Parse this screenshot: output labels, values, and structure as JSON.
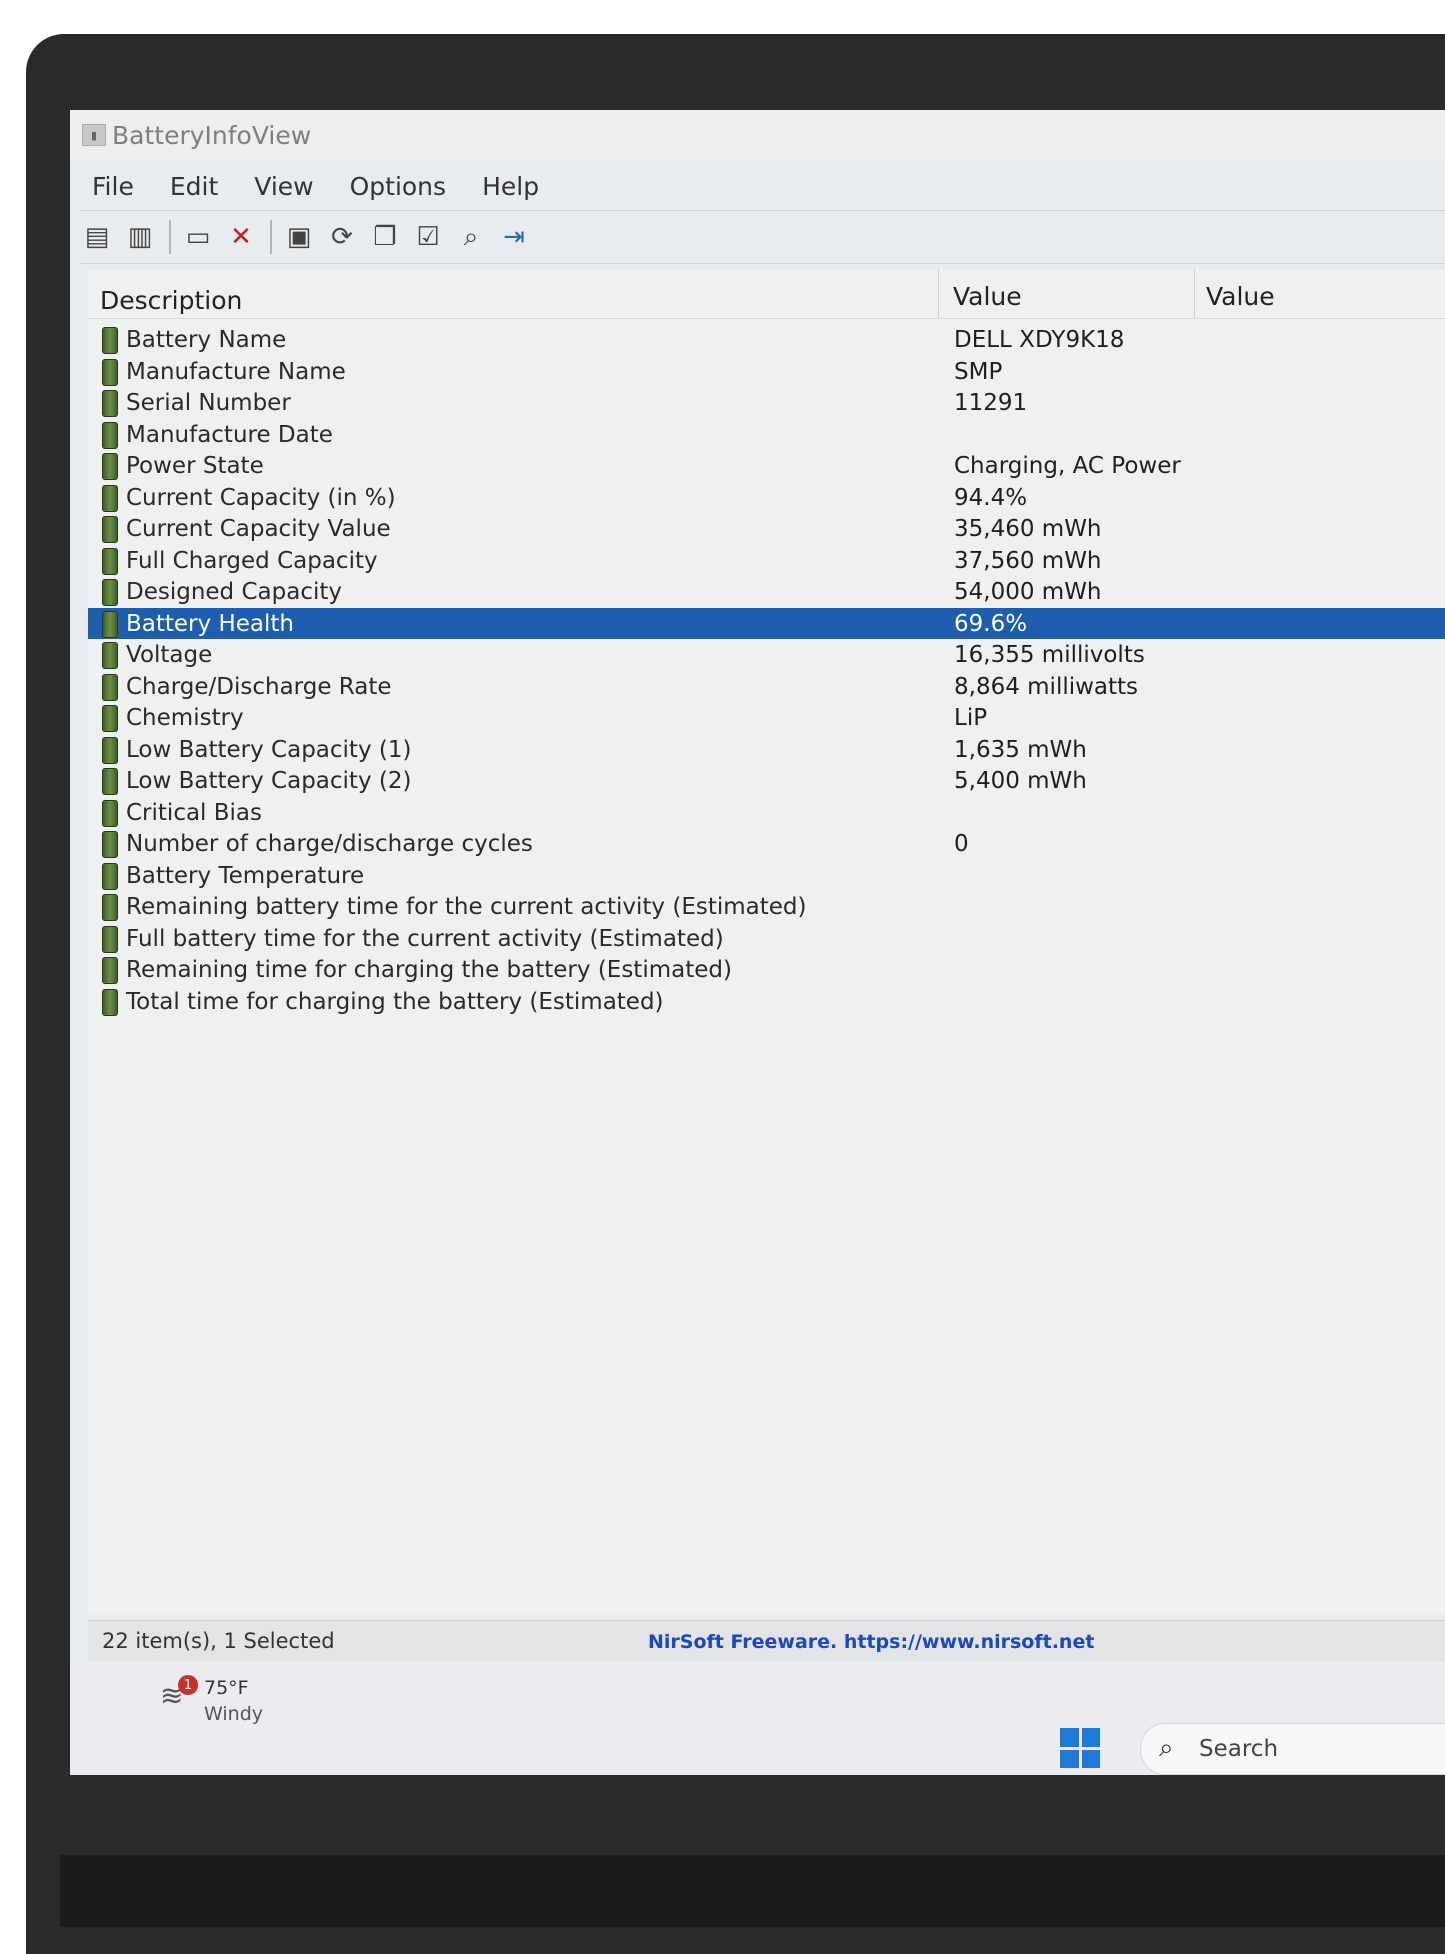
{
  "window": {
    "title": "BatteryInfoView"
  },
  "menu": [
    "File",
    "Edit",
    "View",
    "Options",
    "Help"
  ],
  "toolbar": {
    "buttons": [
      "properties-icon",
      "copy-icon",
      "report-icon",
      "delete-icon",
      "save-icon",
      "refresh-icon",
      "copy-rows-icon",
      "options-icon",
      "find-icon",
      "exit-icon"
    ]
  },
  "columns": {
    "description": "Description",
    "value1": "Value",
    "value2": "Value"
  },
  "rows": [
    {
      "description": "Battery Name",
      "value": "DELL XDY9K18"
    },
    {
      "description": "Manufacture Name",
      "value": "SMP"
    },
    {
      "description": "Serial Number",
      "value": "11291"
    },
    {
      "description": "Manufacture Date",
      "value": ""
    },
    {
      "description": "Power State",
      "value": "Charging, AC Power"
    },
    {
      "description": "Current Capacity (in %)",
      "value": "94.4%"
    },
    {
      "description": "Current Capacity Value",
      "value": "35,460 mWh"
    },
    {
      "description": "Full Charged Capacity",
      "value": "37,560 mWh"
    },
    {
      "description": "Designed Capacity",
      "value": "54,000 mWh"
    },
    {
      "description": "Battery Health",
      "value": "69.6%"
    },
    {
      "description": "Voltage",
      "value": "16,355 millivolts"
    },
    {
      "description": "Charge/Discharge Rate",
      "value": "8,864 milliwatts"
    },
    {
      "description": "Chemistry",
      "value": "LiP"
    },
    {
      "description": "Low Battery Capacity (1)",
      "value": "1,635 mWh"
    },
    {
      "description": "Low Battery Capacity (2)",
      "value": "5,400 mWh"
    },
    {
      "description": "Critical Bias",
      "value": ""
    },
    {
      "description": "Number of charge/discharge cycles",
      "value": "0"
    },
    {
      "description": "Battery Temperature",
      "value": ""
    },
    {
      "description": "Remaining battery time for the current activity (Estimated)",
      "value": ""
    },
    {
      "description": "Full battery time for the current activity (Estimated)",
      "value": ""
    },
    {
      "description": "Remaining time for charging the battery (Estimated)",
      "value": ""
    },
    {
      "description": "Total  time for charging the battery (Estimated)",
      "value": ""
    }
  ],
  "selected_index": 9,
  "status": {
    "items": "22 item(s), 1 Selected",
    "link": "NirSoft Freeware. https://www.nirsoft.net"
  },
  "taskbar": {
    "weather_badge": "1",
    "weather_temp": "75°F",
    "weather_condition": "Windy",
    "search_label": "Search"
  },
  "colors": {
    "selection": "#1e5eae",
    "link": "#1a49c6",
    "battery_icon": "#4f7a32"
  }
}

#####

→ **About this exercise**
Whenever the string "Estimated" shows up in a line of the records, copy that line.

→ **Reply**
      "description": "Remaining battery time for the current activity (Estimated)",
      "description": "Full battery time for the current activity (Estimated)",
      "description": "Remaining time for charging the battery (Estimated)",
      "description": "Total  time for charging the battery (Estimated)",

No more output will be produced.